Denise Martinez-Scanziani's answer It is doubtful there would be liability. You would first have to establish the clerk has a duty to maintain accurate records. It appears you’re asking about holding the clerk civilly liable for this error. I recommend you post your question to a civil lawyer since you’re not seeking to seek damages against the obligee.
From the family law standpoint, modification after emancipation is not usually permitted since the court loses jurisdiction.
Denise Martinez-Scanziani's answer You've posted this question for a Florida lawyer, but it seems that you should ask a lawyer licensed to practice in AL. If that is where the child is, that is the state who will have jurisdiction over your daughter.
Denise Martinez-Scanziani's answer A petition for modification of a time-sharing schedule based on substantial change in circumstances (i.e. mother is obstructing and interfering with time-sharing) can be filed as a new case in the county where either parent currently resides or where the last order was entered. He may also need to petition to modify his child support. The longer he lets it go, however, the worse it will be.
Denise Martinez-Scanziani's answer If you already have a time-sharing schedule by court order, then you will need to petition the court for a modification and show that there has been a substantial change in circumstances since entry of the last order. For those who cannot afford a lawyer, a good option may be your local Legal Aid.
Denise Martinez-Scanziani's answer If the child is not a citizen of the US, the laws governing international adoption will likely apply even if the child is present in the US. The child's nationality will also have an impact on whether this adoption is even possible. You first want to speak with an immigration attorney.
Denise Martinez-Scanziani's answer One of the factors the court must consider to determine the "best interest" of the child under section 61.13, Florida Statutes is the length of time the child has been in a stable environment and desire of maintaining continuity. The longer this schedule is in place and the child is doing well, the stronger the argument is that this schedule is likely in child's best interest.

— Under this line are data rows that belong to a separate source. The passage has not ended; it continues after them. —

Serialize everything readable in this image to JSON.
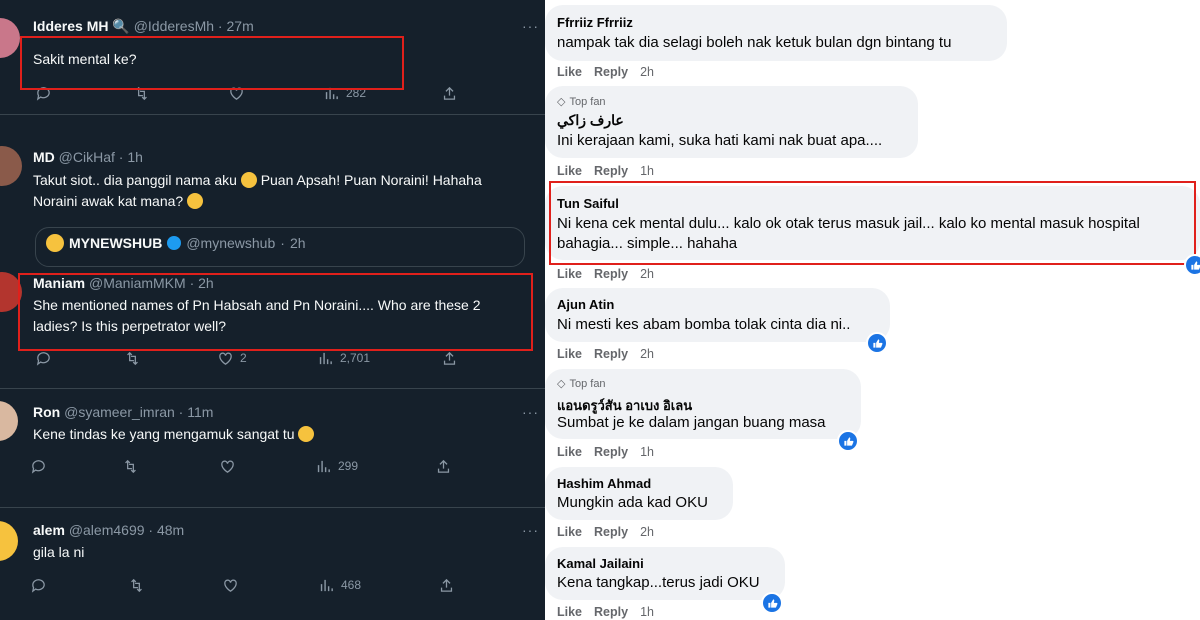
{
  "twitter": {
    "tweets": [
      {
        "name": "Idderes MH",
        "handle": "@IdderesMh",
        "time": "27m",
        "text": "Sakit mental ke?",
        "views": "282"
      },
      {
        "name": "MD",
        "handle": "@CikHaf",
        "time": "1h",
        "text1": "Takut siot.. dia panggil nama aku",
        "text1b": "Puan Apsah! Puan Noraini! Hahaha",
        "text2": "Noraini awak kat mana?",
        "quote": {
          "name": "MYNEWSHUB",
          "handle": "@mynewshub",
          "time": "2h"
        }
      },
      {
        "name": "Maniam",
        "handle": "@ManiamMKM",
        "time": "2h",
        "text": "She mentioned names of Pn Habsah and Pn Noraini.... Who are these 2 ladies? Is this perpetrator well?",
        "likes": "2",
        "views": "2,701"
      },
      {
        "name": "Ron",
        "handle": "@syameer_imran",
        "time": "11m",
        "text": "Kene tindas ke yang mengamuk sangat tu",
        "views": "299"
      },
      {
        "name": "alem",
        "handle": "@alem4699",
        "time": "48m",
        "text": "gila la ni",
        "views": "468"
      }
    ]
  },
  "facebook": {
    "like_label": "Like",
    "reply_label": "Reply",
    "top_fan_label": "Top fan",
    "comments": [
      {
        "name": "Ffrriiz Ffrriiz",
        "text": "nampak tak dia selagi boleh nak ketuk bulan dgn bintang tu",
        "time": "2h"
      },
      {
        "name": "عارف زاكي",
        "text": "Ini kerajaan kami, suka hati kami nak buat apa....",
        "time": "1h"
      },
      {
        "name": "Tun Saiful",
        "text1": "Ni kena cek mental dulu... kalo ok otak terus masuk jail... kalo ko mental masuk hospital",
        "text2": "bahagia... simple... hahaha",
        "time": "2h"
      },
      {
        "name": "Ajun Atin",
        "text": "Ni mesti kes abam bomba tolak cinta dia ni..",
        "time": "2h"
      },
      {
        "name": "แอนดรูว์สัน อาเบง อิเลน",
        "text": "Sumbat je ke dalam jangan buang masa",
        "time": "1h"
      },
      {
        "name": "Hashim Ahmad",
        "text": "Mungkin ada kad OKU",
        "time": "2h"
      },
      {
        "name": "Kamal Jailaini",
        "text": "Kena tangkap...terus jadi OKU",
        "time": "1h"
      }
    ]
  },
  "colors": {
    "twitter_bg": "#15202b",
    "highlight": "#e0201b",
    "fb_bubble": "#f0f2f5",
    "like_blue": "#1b74e4"
  }
}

Denise Martinez-Scanziani's answer You have to make this request in writing to the judge. Depending on the basis for your request, the court may order a drug test which can be done by either a urine sample or a hair follicle drug test. the hair follicle drug test will detect drug use for a much longer period of time than the urine test.
Denise Martinez-Scanziani's answer This is a very real possibility. In Florida, the failure to protect a child from domestic violence can be considered child abuse and the Department of Children and Families may have to be called.
Denise Martinez-Scanziani's answer Is her father the landlord? If he is, he must still follow the law for eviction. The fact that he is her father does not give him the right to evict without a court order.
Denise Martinez-Scanziani's answer It depends on the judge. Usually in domestic violence cases, the court wants to ensure that the petitioner is not being coerced to dissolve the injunction and will require a personal appearance.
Denise Martinez-Scanziani's answer The court must consider all of the "best interest" factors listed in section 61.13 of the Florida Statutes. Distance between the parents and living accommodations will be considered but aren't necessarily a decisive factor.
Justia Ask a Lawyer is a forum for consumers to get answers to basic legal questions. Any information sent through Justia Ask a Lawyer is not secure and is done so on a non-confidential basis only.
The use of this website to ask questions or receive answers does not create an attorney–client relationship between you and Justia, or between you and any attorney who receives your information or responds to your questions, nor is it intended to create such a relationship. Additionally, no responses on this forum constitute legal advice, which must be tailored to the specific circumstances of each case. You should not act upon information provided in Justia Ask a Lawyer without seeking professional counsel from an attorney admitted or authorized to practice in your jurisdiction. Justia assumes no responsibility to any person who relies on information contained on or received through this site and disclaims all liability in respect to such information.
Justia cannot guarantee that the information on this website (including any legal information provided by an attorney through this service) is accurate, complete, or up-to-date. While we intend to make every attempt to keep the information on this site current, the owners of and contributors to this site make no claims, promises or guarantees about the accuracy, completeness or adequacy of the information contained in or linked to from this site.